Epilepsy, also known as seizure disorder, is a neurological condition that affects the central nervous system. Epilepsy is often diagnosed after one has suffered at least two seizure episodes not associated with any known medical condition. These seizures usually occur when the electrical activity in the brain is disturbed.
Seizures is life-threatening and treatment is required. There are different types of epilepsy, including:
- Idiopathic Generalised Epilepsy - generally appears during childhood and is often associated with a strong family history of epilepsy
- Idiopathic Partial Epilepsy - the mildest type of epilepsy begins in childhood and may be outgrown by puberty
- Symptomatic Generalised Epilepsy - caused by brain damage during birth or inherited brain diseases
- Symptomatic Partial Epilepsy - appears in adulthood, caused by localised brain abnormality
Only a minority of epilepsy cases have clear causes. The causes of epilepsy include brain damage at birth or from accidents during adolescence, brain tumours, brain infections such as meningitis and encephalitis, scarring or “sclerosis” of brain tissue, and strokes. In addition, a strong family history of epilepsy increases the susceptibility to the disease.
Certain factors can also trigger seizures in people with epilepsy, including skipping seizure medications, heavy alcohol consumption, drug abuse (including cocaine, ecstasy), sleep deprivation and use of drugs that interfere with seizure medications.
Seizures are the most common warning signs of epilepsy. There are two main types of seizures:
- Focal seizure - symptoms include:
- Disturbance to visual, sensory and motor abilities
- Loss of consciousness
- Generalised seizures - symptoms include:
- Difficulty breathing and incontinence
- Involuntary twitching of arms and legs lasting from 1 to 2 minutes
- Loss of consciousness lasting from 30 seconds to 5 minutes
- Tongue biting
- Use of anti-epileptic medication is the first-line treatment
- Preventive treatment:
- Avoiding stress
- Having enough sleep
- Taking medication as prescribed
- Surgical treatment most likely brain surgery follows if medications are ineffective in controlling seizures

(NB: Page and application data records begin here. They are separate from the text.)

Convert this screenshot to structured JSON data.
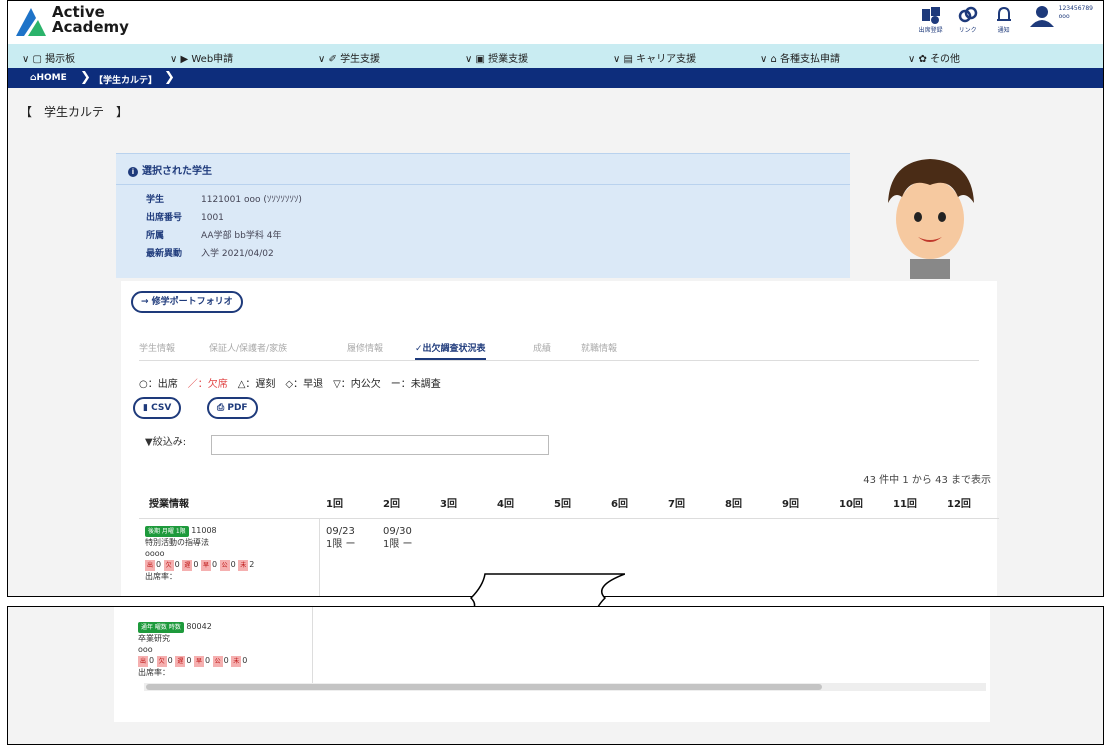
{
  "app": {
    "logo_line1": "Active",
    "logo_line2": "Academy"
  },
  "header": {
    "icons": [
      {
        "name": "attendance-register-icon",
        "label": "出席登録"
      },
      {
        "name": "link-icon",
        "label": "リンク"
      },
      {
        "name": "bell-icon",
        "label": "通知"
      }
    ],
    "user_id": "123456789",
    "user_name": "ooo"
  },
  "menu": [
    "掲示板",
    "Web申請",
    "学生支援",
    "授業支援",
    "キャリア支援",
    "各種支払申請",
    "その他"
  ],
  "breadcrumb": {
    "home": "HOME",
    "current": "【学生カルテ】"
  },
  "page_title": "【　学生カルテ　】",
  "selected_student": {
    "title": "選択された学生",
    "rows": [
      {
        "key": "学生",
        "value": "1121001 ooo (ｿｿｿｿｿｿｿ)"
      },
      {
        "key": "出席番号",
        "value": "1001"
      },
      {
        "key": "所属",
        "value": "AA学部 bb学科 4年"
      },
      {
        "key": "最新異動",
        "value": "入学 2021/04/02"
      }
    ]
  },
  "portfolio_button": "→ 修学ポートフォリオ",
  "tabs": [
    "学生情報",
    "保証人/保護者/家族",
    "履修情報",
    "✓出欠調査状況表",
    "成績",
    "就職情報"
  ],
  "active_tab": 3,
  "legend": {
    "present": "○：出席",
    "absent": "／：欠席",
    "rest": "△：遅刻　◇：早退　▽：内公欠　ー：未調査"
  },
  "buttons": {
    "csv": "CSV",
    "pdf": "PDF"
  },
  "filter": {
    "label": "▼絞込み:",
    "value": ""
  },
  "count_text": "43 件中 1 から 43 まで表示",
  "table": {
    "header_course": "授業情報",
    "sessions": [
      "1回",
      "2回",
      "3回",
      "4回",
      "5回",
      "6回",
      "7回",
      "8回",
      "9回",
      "10回",
      "11回",
      "12回"
    ],
    "rows": [
      {
        "badge": "後期 月曜 1限",
        "code": "11008",
        "name": "特別活動の指導法",
        "teacher": "oooo",
        "stats": [
          {
            "k": "出",
            "v": "0"
          },
          {
            "k": "欠",
            "v": "0"
          },
          {
            "k": "遅",
            "v": "0"
          },
          {
            "k": "早",
            "v": "0"
          },
          {
            "k": "公",
            "v": "0"
          },
          {
            "k": "未",
            "v": "2"
          }
        ],
        "rate": "出席率：",
        "cells": [
          {
            "date": "09/23",
            "period": "1限 ー"
          },
          {
            "date": "09/30",
            "period": "1限 ー"
          }
        ]
      },
      {
        "badge": "通年 曜数 時数",
        "code": "80042",
        "name": "卒業研究",
        "teacher": "ooo",
        "stats": [
          {
            "k": "出",
            "v": "0"
          },
          {
            "k": "欠",
            "v": "0"
          },
          {
            "k": "遅",
            "v": "0"
          },
          {
            "k": "早",
            "v": "0"
          },
          {
            "k": "公",
            "v": "0"
          },
          {
            "k": "未",
            "v": "0"
          }
        ],
        "rate": "出席率：",
        "cells": []
      }
    ]
  },
  "colors": {
    "navy": "#0d2d7c",
    "menu_bg": "#c9ecf2",
    "panel_bg": "#dbe9f7",
    "absent": "#e04040",
    "badge": "#1e9a3c"
  }
}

There might be some side effects to medications used to treat epilepsy. These include:
- Sleepiness, giddiness and fatigue
- Weight gain